Australian heavyweight Tai Tuivasa talks about his Samoan and Indigenous heritage, and how he loves representing both cultures in the Octagon. As for a walkout song? Well it won't be Vanessa Carlton's "A thousand miles" again, instead he's promised someth (1:13)

PERTH, Australia -- They say it's like a bug, one taste of it and you're hooked. And given Sunday's card for UFC 221 in Perth, it's hard to disagree that Australia's "footy" players make good MMA fighters.

But why is that the case? And why do some choose to leave the only sport they've ever known, trading the boots of rugby league or Australian Rules, for the gloves of Mixed Martial Arts?

"You get stale, it's the same thing," Melbourne's Jake Matthews tells ESPN ahead of his fight against China's Li Jiangling in Perth,. "You go to [football] training twice a week and you play on Sundays. Then you have representative sides, so you might end up training four or five times a week and you might actually have two games on weekends. So it's definitely hard and as soon as you try something different it just grabs you."

For Aussie Rules player Matthews is one of three Australian fighters on Sunday's card with a football background, joining former rugby league players Tai Tuivasa and Alex Volkanovski. Originally slated to headline UFC 221, Robert Whittaker, too, grew up playing rugby league.

Tuivasa will tell you that his former pursuit, rugby league, has "gone soft" and that he'd probably spend most of his time on the sidelines with suspension or cooling his heels in the sin-bin.

Vokanovski, speaking with ESPN ahead of his fight with Canadian Jeremy Kennedy in Perth, said that he realised MMA was his "calling" after carting the football into defences as a front-row forward for much of his life.

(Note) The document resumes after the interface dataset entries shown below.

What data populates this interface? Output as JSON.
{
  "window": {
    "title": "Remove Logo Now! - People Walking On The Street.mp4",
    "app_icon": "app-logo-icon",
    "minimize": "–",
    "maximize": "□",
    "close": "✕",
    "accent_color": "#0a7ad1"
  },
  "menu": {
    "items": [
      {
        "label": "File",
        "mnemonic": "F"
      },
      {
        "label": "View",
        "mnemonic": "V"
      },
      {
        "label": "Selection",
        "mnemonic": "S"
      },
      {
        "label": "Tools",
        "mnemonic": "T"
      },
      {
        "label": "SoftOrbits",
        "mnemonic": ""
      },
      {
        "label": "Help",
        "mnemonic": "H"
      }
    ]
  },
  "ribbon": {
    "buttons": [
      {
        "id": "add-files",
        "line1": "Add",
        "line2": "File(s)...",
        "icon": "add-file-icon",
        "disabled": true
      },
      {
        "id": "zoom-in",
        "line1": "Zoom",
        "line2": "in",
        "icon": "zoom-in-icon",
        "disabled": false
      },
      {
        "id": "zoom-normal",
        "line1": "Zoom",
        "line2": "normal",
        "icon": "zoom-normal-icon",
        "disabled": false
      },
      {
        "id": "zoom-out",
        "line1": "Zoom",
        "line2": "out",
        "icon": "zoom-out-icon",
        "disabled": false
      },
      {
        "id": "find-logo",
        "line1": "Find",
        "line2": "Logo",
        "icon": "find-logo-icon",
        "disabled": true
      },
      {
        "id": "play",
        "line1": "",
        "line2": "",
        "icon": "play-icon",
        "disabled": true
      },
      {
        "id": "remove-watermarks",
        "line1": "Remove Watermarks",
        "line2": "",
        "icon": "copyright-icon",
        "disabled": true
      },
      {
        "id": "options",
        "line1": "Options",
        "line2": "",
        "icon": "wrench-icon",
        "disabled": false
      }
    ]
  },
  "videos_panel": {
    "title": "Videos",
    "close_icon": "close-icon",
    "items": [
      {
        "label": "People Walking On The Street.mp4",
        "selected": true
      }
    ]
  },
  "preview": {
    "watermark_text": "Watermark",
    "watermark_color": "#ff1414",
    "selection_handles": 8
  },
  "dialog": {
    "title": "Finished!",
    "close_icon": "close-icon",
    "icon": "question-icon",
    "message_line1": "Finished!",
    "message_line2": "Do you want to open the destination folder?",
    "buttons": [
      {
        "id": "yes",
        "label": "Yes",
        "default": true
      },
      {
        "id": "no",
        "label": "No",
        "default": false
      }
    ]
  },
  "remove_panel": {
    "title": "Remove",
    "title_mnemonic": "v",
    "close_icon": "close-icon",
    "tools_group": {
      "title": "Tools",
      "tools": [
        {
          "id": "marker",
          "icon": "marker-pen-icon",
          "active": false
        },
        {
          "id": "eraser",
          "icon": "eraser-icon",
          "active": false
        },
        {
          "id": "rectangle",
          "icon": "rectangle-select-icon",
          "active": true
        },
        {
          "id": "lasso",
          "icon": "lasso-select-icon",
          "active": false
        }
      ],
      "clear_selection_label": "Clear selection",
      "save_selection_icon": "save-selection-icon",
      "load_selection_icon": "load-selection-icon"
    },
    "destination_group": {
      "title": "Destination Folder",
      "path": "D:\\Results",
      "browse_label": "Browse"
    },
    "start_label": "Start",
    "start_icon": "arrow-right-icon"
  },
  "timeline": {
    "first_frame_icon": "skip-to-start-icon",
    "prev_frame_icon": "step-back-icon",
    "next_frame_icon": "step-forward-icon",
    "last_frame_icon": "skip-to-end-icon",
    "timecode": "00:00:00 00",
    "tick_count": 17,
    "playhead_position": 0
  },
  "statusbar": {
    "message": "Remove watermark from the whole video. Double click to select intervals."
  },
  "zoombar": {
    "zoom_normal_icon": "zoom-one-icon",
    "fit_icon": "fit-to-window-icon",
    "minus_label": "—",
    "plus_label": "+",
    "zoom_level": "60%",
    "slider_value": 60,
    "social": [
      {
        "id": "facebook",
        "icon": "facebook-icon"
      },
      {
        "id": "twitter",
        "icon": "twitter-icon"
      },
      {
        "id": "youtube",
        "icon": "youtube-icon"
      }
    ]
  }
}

For him, and Matthews, MMA was initially a way of maintaining fitness during the offseason. And then, with one proper taste of combat inside the Octagon, they were hooked.

"While I was training for the first five months [in MMA] I still was playing AFL, I was still set on that," Matthews tells ESPN. "Then my coach asked me did I want to fight, so I had my first amateur fight and I ended up winning it by a head-kick knockout.

"I think the way I won the fight and how the fight went; I think probably if I'd lost it I wouldn't have taken it [MMA] up. And as soon as that fight was over I looked at dad and said I'm going to stop playing footy, I want to fight."

Given the changing landscape of both rugby league and Australian Rules, and their respective governing bodies' desire for player welfare and protection within their rules, the trend of Australian athletes crossing over to MMA for "something else" is unlikely to cease. In fact, it could go in the complete opposite direction and increase at a rapid rate.

The rawness of MMA, its primal nature, was once also at the heart of both rugby league and Australian Rules. Many will tell you that isn't the case today.

And should athletes try their hand at MMA and discover that hand-to-hand combat, wrestling and everything else that comes with the Octagon isn't for them, then there's no reason why they can't revert to something that involves a ball.

"If I see the games on TV or I go to a game live, I do miss it a little bit," Matthews says. "But maybe later on I'll go and play seniors or something, one day when I'm done fighting."